Whether you cruise the boulevards or stalk mountain roads, you will notice how the constant velocity Mikuni carburetors work the suspension. CV units (38mm at the throttle valve, 34mm at the venturi) provide a convenient way to use big carburetors to get maximum power at high engine speeds and still have a clean, immediate response off-idle and at low engine speeds. Alas, when constant-velocity carburetors are fitted to an eager engine with very little flywheel effect, rolling off the throttle drops the revs precipitously at which point the Yamaha lunges down on its suspension. Conversely, when power is applied sharply, the front fork can raise and top. So, if you want to imitate a frenzied rocking-horse, just flutter the XS500D's throttle open and closed. The driveline slop in the XS500D also aggravates this bucking effect. While Yamaha has steadily tried to minimize the driveline lash—by increasing the flywheel effect, changing to Mikuni CV carbs and tightening up the driveline components—the dial-a-lurch feature, though less pronounced than before, remains.

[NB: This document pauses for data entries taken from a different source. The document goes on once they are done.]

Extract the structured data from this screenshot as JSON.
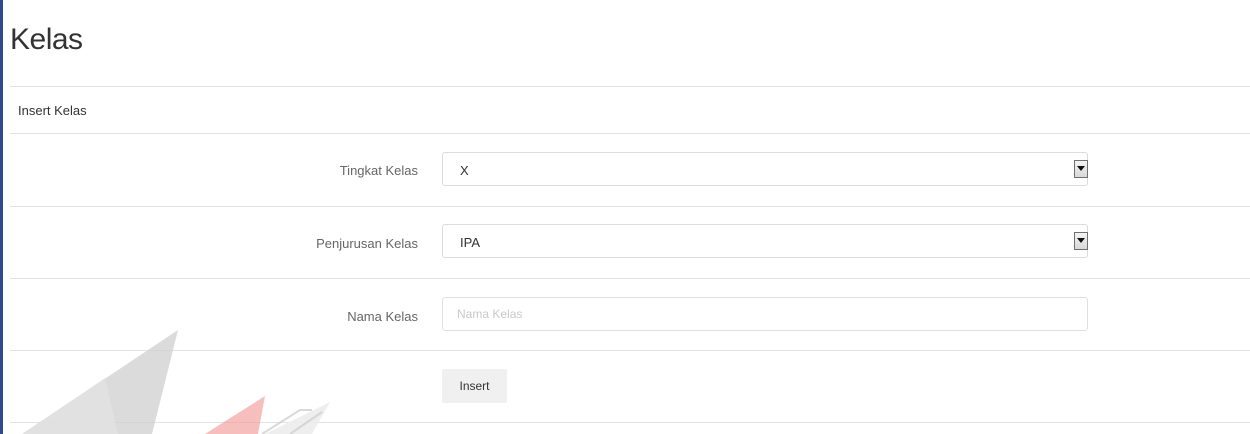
{
  "page": {
    "title": "Kelas"
  },
  "panel": {
    "heading": "Insert Kelas"
  },
  "form": {
    "tingkat": {
      "label": "Tingkat Kelas",
      "selected": "X"
    },
    "penjurusan": {
      "label": "Penjurusan Kelas",
      "selected": "IPA"
    },
    "nama": {
      "label": "Nama Kelas",
      "placeholder": "Nama Kelas",
      "value": ""
    },
    "submit_label": "Insert"
  },
  "colors": {
    "accent_bar": "#2e4a8c",
    "border": "#e3e3e3",
    "button_bg": "#f0f0f0",
    "watermark_gray": "#c8c8c8",
    "watermark_red": "#f08a8a"
  },
  "icons": {
    "select_arrow": "triangle-down",
    "watermark": "university-logo-watermark"
  }
}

We suspect a good part of the suspension rocking can be traced right back to the soft, responsive supple suspension. And we doubt that many XS500D riders, once they learn to modulate the twistgrip carefully, would want to sacrifice the 500's primo ride in order to keep the suspension in a more even attitude.

Yamaha led the Japanese toward truly comfortable motorcycles with their stiction-free, teflon-sealed front suspensions. In addition, Yamaha was also the first Japanese manufacturer to mount quality OEM tires on their street motorcycles, a lead that Honda is only now beginning to follow. The Yokohama Speed Master tires fitted to the XS500D are soft and grippy enough, and put enough rubber on the road when cornering, to give the rider a real sense of security.

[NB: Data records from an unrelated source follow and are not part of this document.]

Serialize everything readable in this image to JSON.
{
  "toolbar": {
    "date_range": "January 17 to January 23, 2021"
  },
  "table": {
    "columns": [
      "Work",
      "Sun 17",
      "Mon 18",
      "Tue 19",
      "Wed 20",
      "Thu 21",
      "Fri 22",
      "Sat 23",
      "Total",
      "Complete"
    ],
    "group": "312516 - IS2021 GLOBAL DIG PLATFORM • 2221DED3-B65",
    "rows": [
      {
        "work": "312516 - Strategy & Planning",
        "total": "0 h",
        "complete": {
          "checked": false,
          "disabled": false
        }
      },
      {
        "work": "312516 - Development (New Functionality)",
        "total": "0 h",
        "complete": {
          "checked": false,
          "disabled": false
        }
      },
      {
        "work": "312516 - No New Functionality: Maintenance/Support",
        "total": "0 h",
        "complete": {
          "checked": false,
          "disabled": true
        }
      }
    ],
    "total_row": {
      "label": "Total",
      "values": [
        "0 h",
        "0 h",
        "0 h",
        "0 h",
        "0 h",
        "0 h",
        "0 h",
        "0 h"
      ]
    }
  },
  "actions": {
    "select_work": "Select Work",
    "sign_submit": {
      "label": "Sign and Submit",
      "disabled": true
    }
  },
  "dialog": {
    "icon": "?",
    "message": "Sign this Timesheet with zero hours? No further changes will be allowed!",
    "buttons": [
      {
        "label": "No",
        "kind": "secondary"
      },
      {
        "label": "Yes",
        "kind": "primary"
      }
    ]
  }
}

Yamaha still leads the industry in another area: brakes. The old Yamaha fixed-caliper disc brakes were always impressive, and though Yamaha switched to the less expensive floating-caliper design (front and back) on the XS500C, the braking performance was retained. Attention to detail in selection of disc materials, hydraulic ratios, lever positions, and basic quality control produces excellent braking: powerful, predictable retardation with a constantly solid and linear feel at the brake lever. The rear disc is just fine; we wish all rear discs, industry-wide, worked as well. The rear disc came as a natural consequence of the 500's cast alloy wheels—another feature which 550 Hondas and Suzukis have yet to match. A disc has far more swept braking area than any rear drum brake, and if the hydraulics or lever ratios produce an overly-sensitive caliper, the rear wheel can be locked up and skidded around unintentionally. In terms of weight to braking area, the XS500D is the class leader, thanks to discs fore and aft. With good tires and 3.52 pounds per square inch of swept braking area, the Yamaha XS500D can really stop.

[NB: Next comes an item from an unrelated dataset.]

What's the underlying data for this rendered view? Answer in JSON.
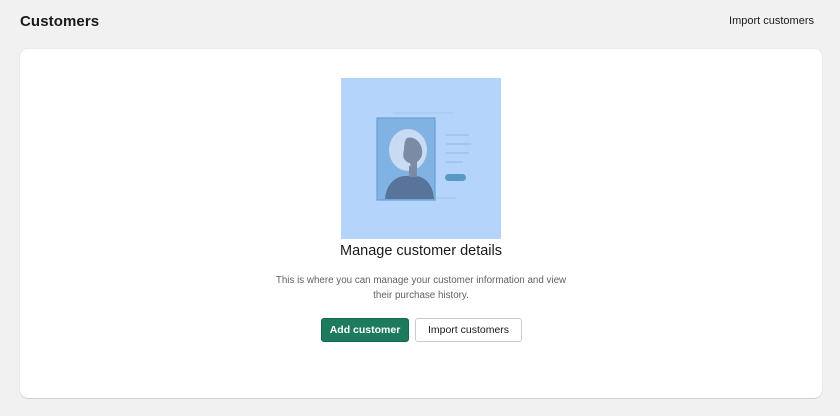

The 500 does not go nearly as well as it stops. Running the quarter-mile in 14.9 seconds with a terminal speed of 88 mph is hardly dazzling performance from a full 500cc motorcycle, even if it does weigh 469 pounds. The D-times are much slower than the marks established by the XS500C in Cycle's Sporting Middleweight Comparison Test (August 1976 issue). The C-model cut a 14.6 second quarter and cleared the traps at nearly 90 mph. Yamaha service technocrats insist that there are no mechanical changes which would flatten the D-type's performance. In fact, there are very few changes at all between the C- and D-models, unless you consider a switch in the material of the head gaskets a change of earth-shaking import. Our impression is that the Comparison Test bike was probably a stronger runner, and the present D-type a weaker runner, thanks to production line variances in manufacturing. If someone were looking for a jet-fast bike in the 500/550 class, he wouldn't consider even the fastest Yamaha 500 he could find.

On the other hand, the XS500D is an excellent choice for a guy who wants a solid, non-threatening, intermediate-displacement motorcycle with real touring capabilities. Considering what the Yamaha XS500D features (cast wheels, supple suspension, disc brakes all round, vibration control, etc.) and what the bike can do (cruise in comfort and sport around on snaky roads), the motorcycle is a bargain at $1550, and well deserves its place in the sun.

Source Cycle 7977